The crux of synthetic biology is the engineering of biological components to modulate the activity of specific DNA-based promoter(s) to drive gene expression; thus, providing a means to modulate pathways between signal detection and cellular response. However, the longstanding frustration of synthetic biologists has been the inability to transfer those engineered components between cellular systems — this lack of “modular universality” or “universal toolbox” impedes research by forcing a metaphorical reinvention of the wheel in new systems. The modular swapping strategy expanded the available “toolbox” with customizable hybrid repressors formed from “swapping” the DNA-recognition modules (DRMs) and environmental-sensing modules (ESMs) of LacI/GalR homologs — further refined by a computational model to more accurately predict compatible DRMs and ESMs. Nevertheless, the model was imperfect; modules predicted to be compatible resulted in poorly functioning hybrid repressors, implying disturbed amino acid-specific interactions at the module-module border. Thus, to improve functionality, the repair by modification strategy — in which one to three amino acids were mutated as determined by an offshoot of the computational model — was tested in combination with the module swapping strategy. To that end, mutant sets of five hybrid repressors (LacI-RbsR, LacI-ScrR, CelR-RbsR, PurR-GalR, and MalR-LacI) and native GalR were engineered and their functionality characterized.

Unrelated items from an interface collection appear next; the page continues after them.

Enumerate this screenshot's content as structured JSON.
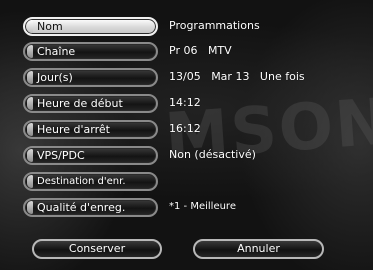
{
  "menu": {
    "items": [
      {
        "label": "Nom",
        "value": "Programmations",
        "active": true
      },
      {
        "label": "Chaîne",
        "value": "Pr 06   MTV",
        "active": false
      },
      {
        "label": "Jour(s)",
        "value": "13/05   Mar 13   Une fois",
        "active": false
      },
      {
        "label": "Heure de début",
        "value": "14:12",
        "active": false
      },
      {
        "label": "Heure d'arrêt",
        "value": "16:12",
        "active": false
      },
      {
        "label": "VPS/PDC",
        "value": "Non (désactivé)",
        "active": false
      },
      {
        "label": "Destination d'enr.",
        "value": "",
        "active": false
      },
      {
        "label": "Qualité d'enreg.",
        "value": "*1 - Meilleure",
        "active": false
      }
    ]
  },
  "actions": {
    "save_label": "Conserver",
    "cancel_label": "Annuler"
  },
  "background": {
    "watermark": "MSON"
  },
  "colors": {
    "active_item": "#e6e6e6",
    "button_border": "#8a8a8a",
    "text": "#ffffff",
    "background": "#121212"
  }
}
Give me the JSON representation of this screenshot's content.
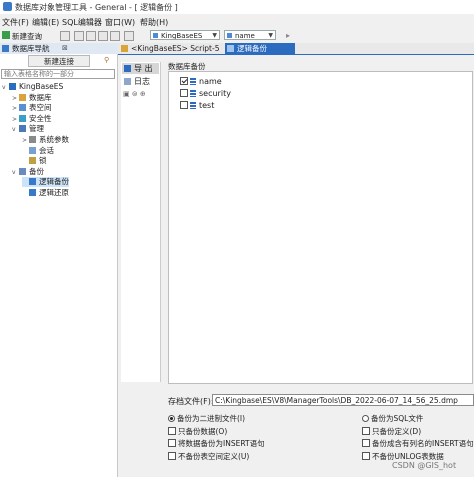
{
  "window": {
    "title": "数据库对象管理工具 - General - [ 逻辑备份 ]"
  },
  "menu": [
    "文件(F)",
    "编辑(E)",
    "SQL编辑器",
    "窗口(W)",
    "帮助(H)"
  ],
  "toolbar": {
    "new_query": "新建查询",
    "server_combo": "KingBaseES",
    "db_combo": "name"
  },
  "left": {
    "tab_label": "数据库导航",
    "new_connection": "新建连接",
    "filter_placeholder": "输入表格名称的一部分",
    "tree": [
      {
        "label": "KingBaseES",
        "level": 0,
        "twisty": "v"
      },
      {
        "label": "数据库",
        "level": 1,
        "twisty": ">"
      },
      {
        "label": "表空间",
        "level": 1,
        "twisty": ">"
      },
      {
        "label": "安全性",
        "level": 1,
        "twisty": ">"
      },
      {
        "label": "管理",
        "level": 1,
        "twisty": "v"
      },
      {
        "label": "系统参数",
        "level": 2,
        "twisty": ">"
      },
      {
        "label": "会话",
        "level": 2,
        "twisty": ""
      },
      {
        "label": "锁",
        "level": 2,
        "twisty": ""
      },
      {
        "label": "备份",
        "level": 1,
        "twisty": "v"
      },
      {
        "label": "逻辑备份",
        "level": 2,
        "twisty": ""
      },
      {
        "label": "逻辑还原",
        "level": 2,
        "twisty": ""
      }
    ]
  },
  "editor": {
    "tab1": "<KingBaseES> Script-5",
    "tab2": "逻辑备份",
    "side_export": "导 出",
    "side_log": "日志",
    "db_list_label": "数据库备份",
    "databases": [
      {
        "name": "name",
        "checked": true
      },
      {
        "name": "security",
        "checked": false
      },
      {
        "name": "test",
        "checked": false
      }
    ],
    "archive_label": "存档文件(F):",
    "archive_path": "C:\\Kingbase\\ES\\V8\\ManagerTools\\DB_2022-06-07_14_56_25.dmp",
    "options": {
      "binary": "备份为二进制文件(I)",
      "sql": "备份为SQL文件",
      "data_only": "只备份数据(O)",
      "schema_only": "只备份定义(D)",
      "insert": "将数据备份为INSERT语句",
      "insert_cols": "备份成含有列名的INSERT语句",
      "no_tablespace": "不备份表空间定义(U)",
      "no_unlog": "不备份UNLOG表数据"
    }
  },
  "watermark": "CSDN @GIS_hot"
}
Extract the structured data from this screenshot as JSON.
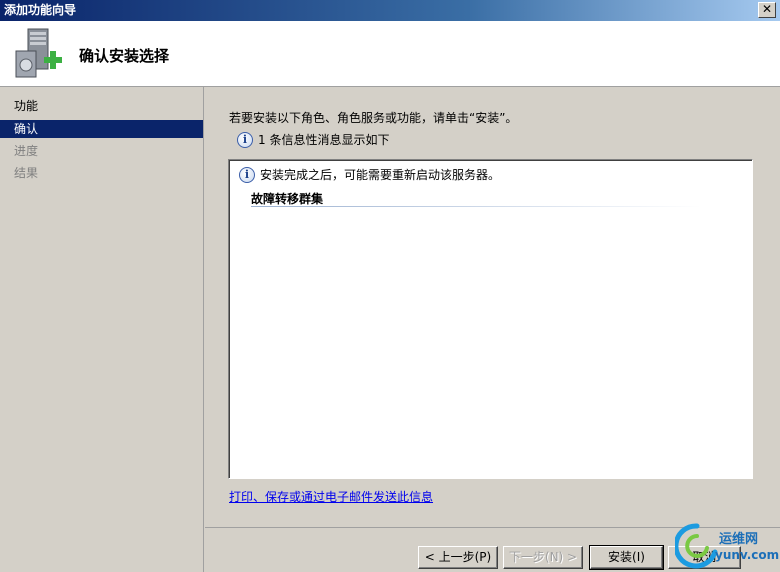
{
  "window": {
    "title": "添加功能向导",
    "close_glyph": "✕"
  },
  "header": {
    "title": "确认安装选择",
    "icon": "server-add-icon"
  },
  "sidebar": {
    "items": [
      {
        "label": "功能",
        "state": "done"
      },
      {
        "label": "确认",
        "state": "active"
      },
      {
        "label": "进度",
        "state": "pending"
      },
      {
        "label": "结果",
        "state": "pending"
      }
    ]
  },
  "main": {
    "instruction": "若要安装以下角色、角色服务或功能，请单击“安装”。",
    "info_summary": "1 条信息性消息显示如下",
    "results": {
      "note": "安装完成之后，可能需要重新启动该服务器。",
      "feature": "故障转移群集"
    },
    "print_link": "打印、保存或通过电子邮件发送此信息"
  },
  "buttons": {
    "prev": "< 上一步(P)",
    "next": "下一步(N) >",
    "install": "安装(I)",
    "cancel": "取消"
  },
  "watermark": {
    "line1": "运维网",
    "line2": "yunv.com"
  },
  "colors": {
    "title_bar": "#0a246a",
    "selection": "#0a246a",
    "link": "#0000ee"
  }
}
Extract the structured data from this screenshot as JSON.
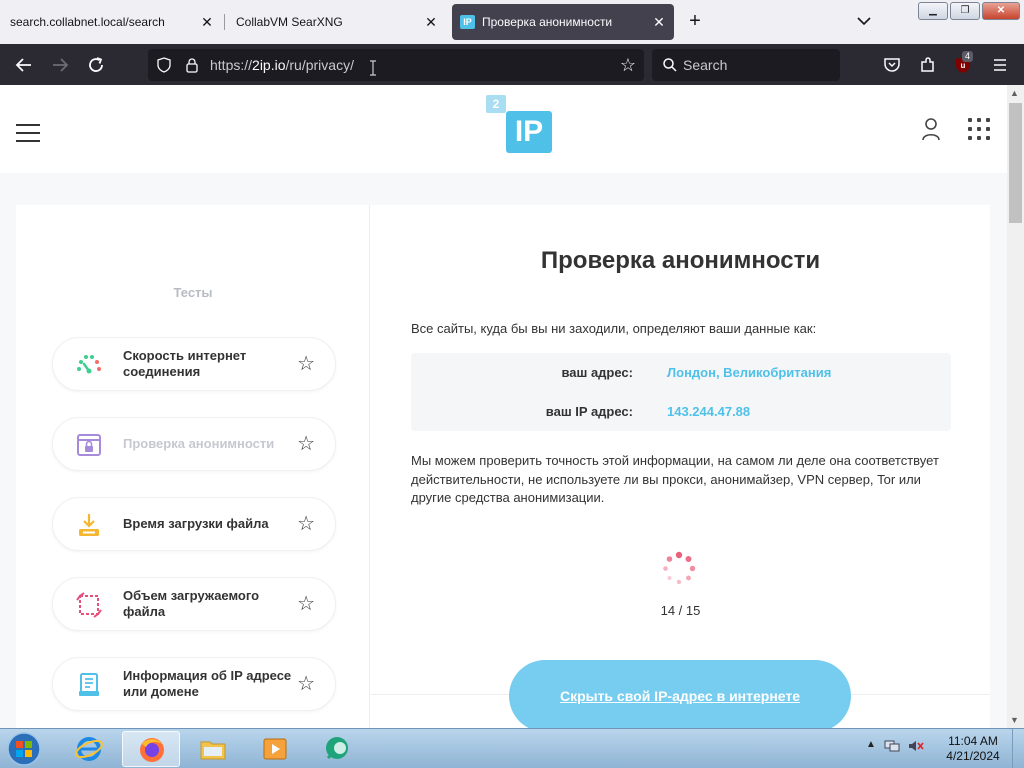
{
  "browser": {
    "tabs": [
      {
        "title": "search.collabnet.local/search",
        "active": false
      },
      {
        "title": "CollabVM SearXNG",
        "active": false
      },
      {
        "title": "Проверка анонимности",
        "active": true,
        "favicon": "IP"
      }
    ],
    "url_prefix": "https://",
    "url_host": "2ip.io",
    "url_path": "/ru/privacy/",
    "search_placeholder": "Search",
    "ublock_count": "4"
  },
  "site": {
    "logo_small": "2",
    "logo_big": "IP",
    "sidebar_title": "Тесты",
    "tests": [
      {
        "label": "Скорость интернет соединения",
        "icon": "speedometer-icon",
        "active": false
      },
      {
        "label": "Проверка анонимности",
        "icon": "lock-window-icon",
        "active": true
      },
      {
        "label": "Время загрузки файла",
        "icon": "download-icon",
        "active": false
      },
      {
        "label": "Объем загружаемого файла",
        "icon": "resize-icon",
        "active": false
      },
      {
        "label": "Информация об IP адресе или домене",
        "icon": "document-icon",
        "active": false
      }
    ],
    "page_title": "Проверка анонимности",
    "intro": "Все сайты, куда бы вы ни заходили, определяют ваши данные как:",
    "info": [
      {
        "key": "ваш адрес:",
        "value": "Лондон, Великобритания"
      },
      {
        "key": "ваш IP адрес:",
        "value": "143.244.47.88"
      }
    ],
    "paragraph": "Мы можем проверить точность этой информации, на самом ли деле она соответствует действительности, не используете ли вы прокси, анонимайзер, VPN сервер, Tor или другие средства анонимизации.",
    "progress_text": "14 / 15",
    "hide_button": "Скрыть свой IP-адрес в интернете"
  },
  "taskbar": {
    "time": "11:04 AM",
    "date": "4/21/2024"
  },
  "colors": {
    "accent": "#4fc1e9",
    "browser_dark": "#2b2a33",
    "tabstrip": "#f0f0f4"
  }
}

Induction experiments revealed successful repair in some mutant strains of LacI-RbsR, CelR-RbsR, and PurR-GalR but a worsening of functionality in the LacI-ScrR, GalR, and MalR-LacI mutant strains.

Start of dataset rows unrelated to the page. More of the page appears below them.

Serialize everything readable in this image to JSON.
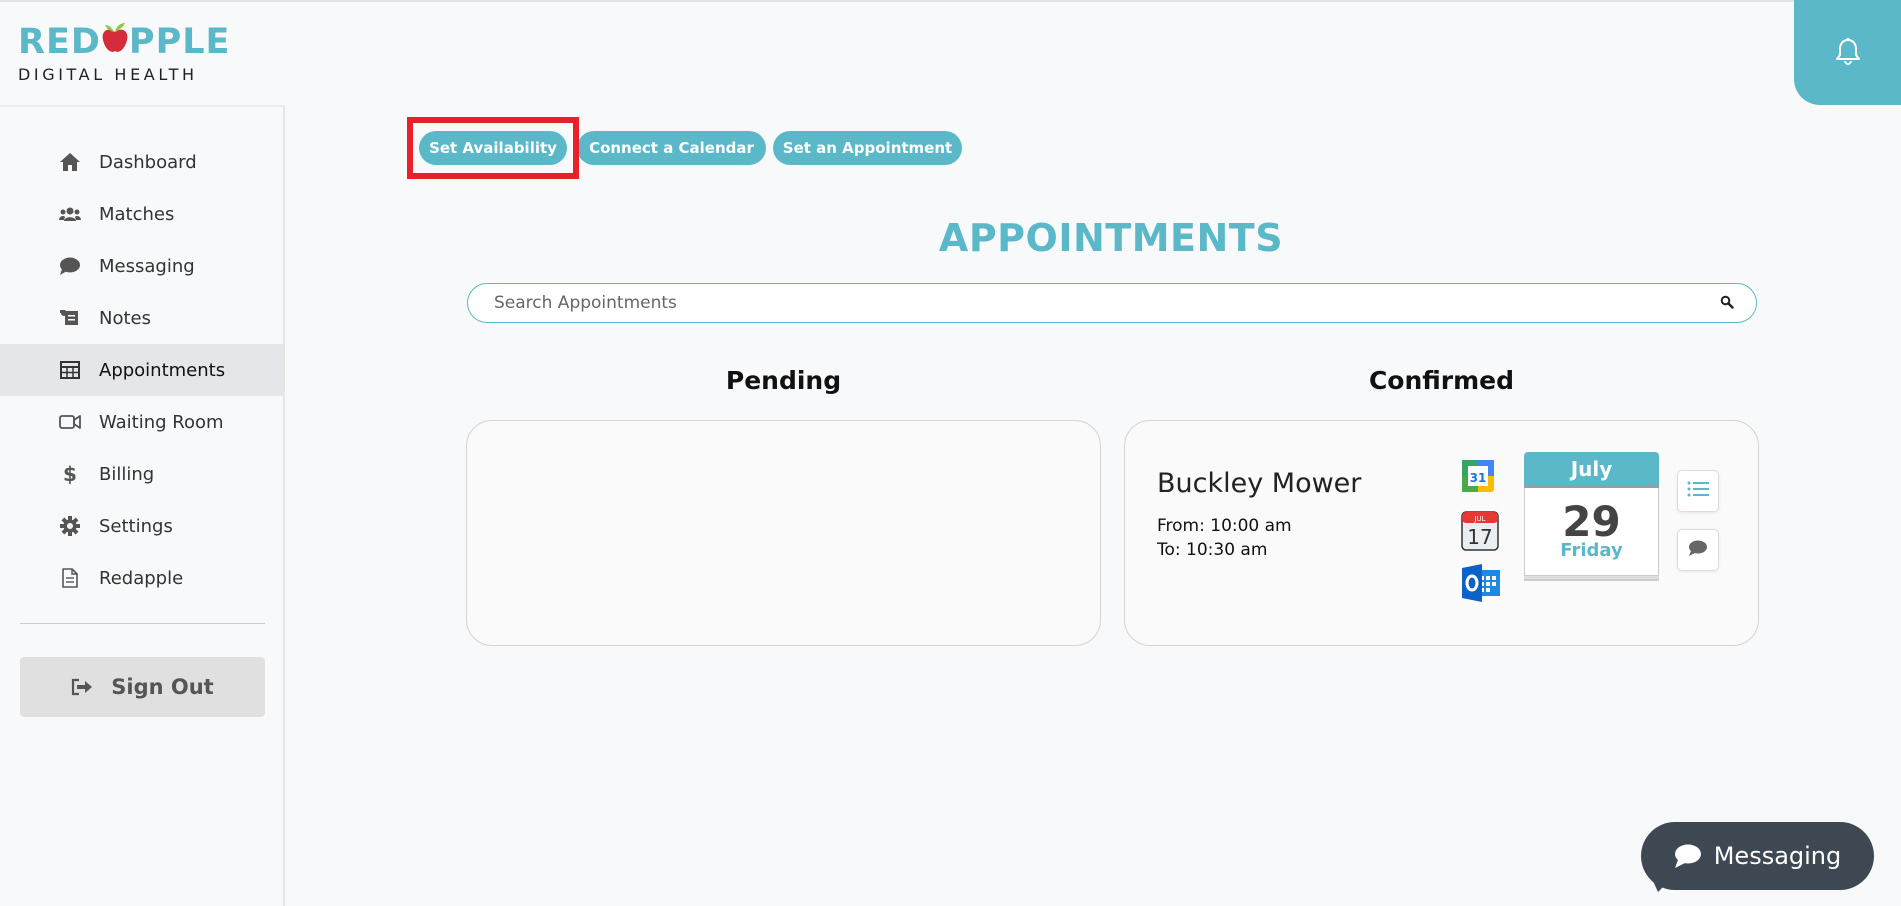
{
  "brand": {
    "logo_part1": "RED",
    "logo_part2": "PPLE",
    "logo_sub": "DIGITAL HEALTH",
    "accent": "#5bb8c9",
    "apple_red": "#d62b3a",
    "leaf_green": "#8cc63f"
  },
  "header": {
    "bell_icon": "bell-icon"
  },
  "sidebar": {
    "items": [
      {
        "label": "Dashboard",
        "icon": "home-icon"
      },
      {
        "label": "Matches",
        "icon": "users-icon"
      },
      {
        "label": "Messaging",
        "icon": "chat-bubble-icon"
      },
      {
        "label": "Notes",
        "icon": "scroll-icon"
      },
      {
        "label": "Appointments",
        "icon": "table-icon",
        "active": true
      },
      {
        "label": "Waiting Room",
        "icon": "video-camera-icon"
      },
      {
        "label": "Billing",
        "icon": "dollar-icon"
      },
      {
        "label": "Settings",
        "icon": "gear-icon"
      },
      {
        "label": "Redapple",
        "icon": "document-icon"
      }
    ],
    "signout_label": "Sign Out"
  },
  "toolbar": {
    "set_availability": "Set Availability",
    "connect_calendar": "Connect a Calendar",
    "set_appointment": "Set an Appointment"
  },
  "main": {
    "title": "APPOINTMENTS",
    "search_placeholder": "Search Appointments",
    "pending_label": "Pending",
    "confirmed_label": "Confirmed",
    "confirmed_items": [
      {
        "name": "Buckley Mower",
        "from": "From: 10:00 am",
        "to": "To: 10:30 am",
        "month": "July",
        "day": "29",
        "weekday": "Friday",
        "gcal_day": "31",
        "ical_month": "JUL",
        "ical_day": "17"
      }
    ]
  },
  "chat_widget": {
    "label": "Messaging"
  }
}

Date of publication
Clement T. Y. Chan, Brent R. Bill, Ali Azghani
Masters of Science in Biology
Martini, Catherine A., "Testing the Combined Module Swapping and Repair by Modification Strategies: A Step Toward Universal Toolbox" (2020). Biology Theses. Paper 63.